The new year hasn’t even arrived, yet many small business owners may be wishing the clocks would go backwards. With big issues such as the Fiscal Cliff and the early stages of health care reform slated to go into effect on January 1st, there’s little wonder why.
But even if 2013 looks a bit rough from the outside, it doesn’t mean small business owners should be sticking their heads in the sand. If you are running a small business heading into the new year, here are five resolutions that you can make to keep your business on course:
1. Work on focus. If there is one thing that small business owners should have learned from the 2012, it’s that bigger businesses are pulling out all the stops when it comes to acting like a small business. This is evinced by the push for personalized service and same day delivery. To survive, small businesses have to be hyper-focused on their niche market, only providing the products and services they can truly deliver with quality.
2. Work those networks. Another big resolution for 2013, is to work on partnering with other businesses and professionals. Now more than ever, small businesses need to pool their resources in order to be more competitive, more relevant, and more profitable. This goes for businesses based both online and off-line. Even if you are not a natural when it comes to networking, in the new year the success of your business may depend on how well you can reach out to other business owners.
3. Work your customer service.

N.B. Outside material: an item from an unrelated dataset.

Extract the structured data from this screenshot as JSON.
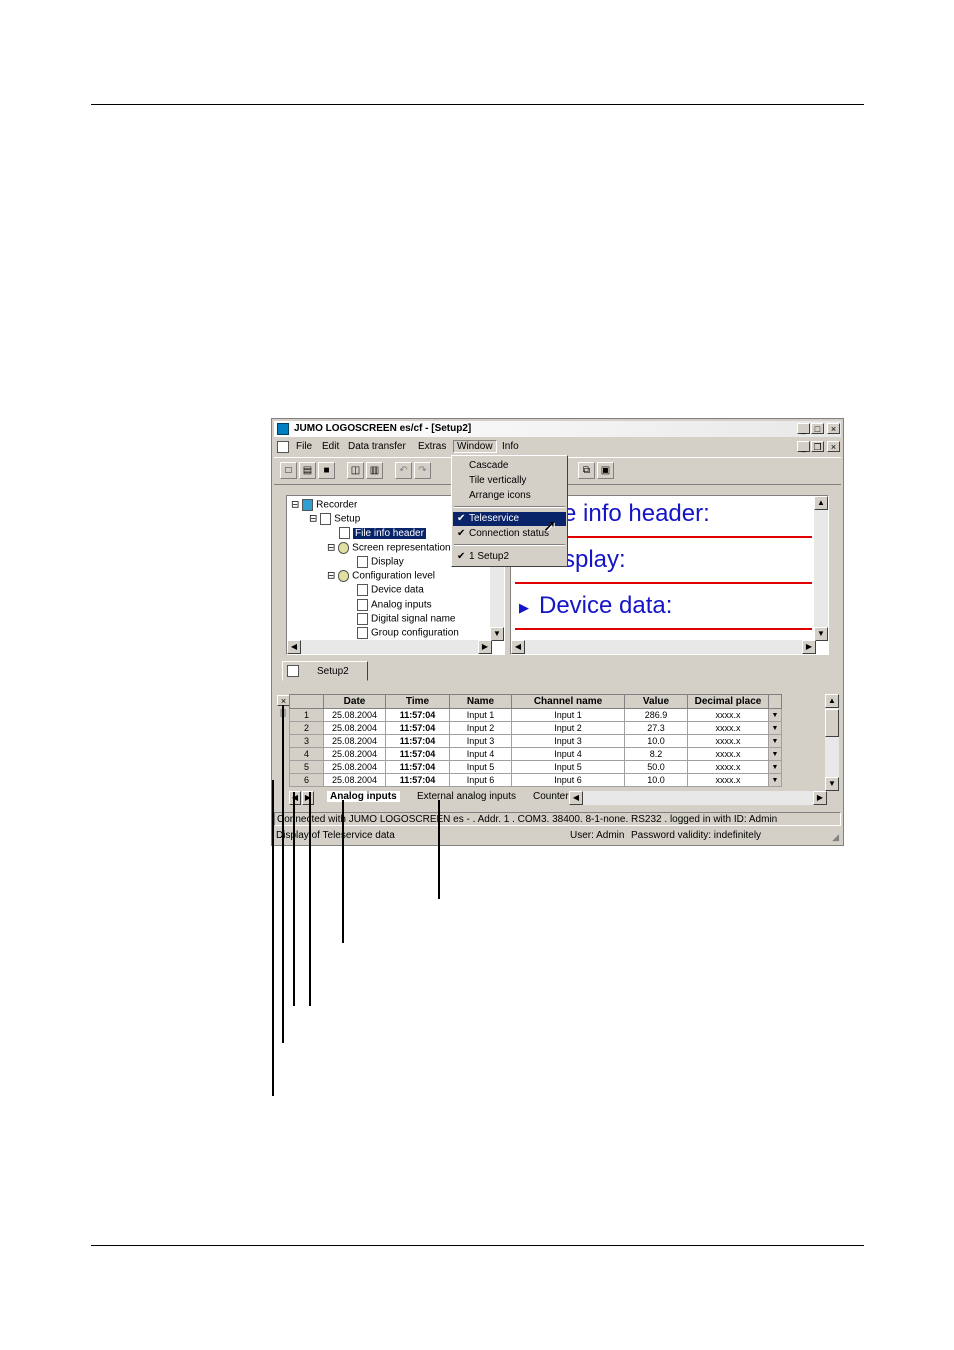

One of the biggest assets a small business can have these days is also one of its most elusive: customer loyalty. I just saw an article at Business Insider about a Zappos customer service representative who spent a mind boggling 9 hours and 37 minutes (!) with a customer on the phone (they weren’t talking business the whole time… but, still…). Now, obviously you can’t afford to go that extreme with your customer service, but you can make a commitment to revamp some of your customer loyalty programs in 2013, and try to improve your overall customer service experience.
4. Work your online reputation. In these heady days of social media, a business’ reputation can literally be made or broken in an instant. The range and speed with which information is exchanged today is unprecedented. Another commitment for 2013, is to improve your online reputation. This includes: staying in touch with what people are saying about you online, ensuring that you business’ profile information is accurate, up-to-date, and complete, and in short, ensuring that your business is being properly represented.
5. Work your cash flow. Last, but certainly not least, is to re-evaluate how you manage your cash flow. If you haven’t yet learned your lesson from the chronic economic difficulty or any of the natural disasters that have happened in 2012, then make a commitment to incorporate strategies, such as creating an emergency fund, and using financing tools, such as a business cash advance or accounts receivables financing, to help you be prepared for emergency expenses and ultimately smooth out the flow of working capital in your business.
In short, as a small business owner, if you make it a point to truly focus on any of the areas mentioned above, then it may be just what you need to get your head out of the sand and paint a brighter picture in 2013.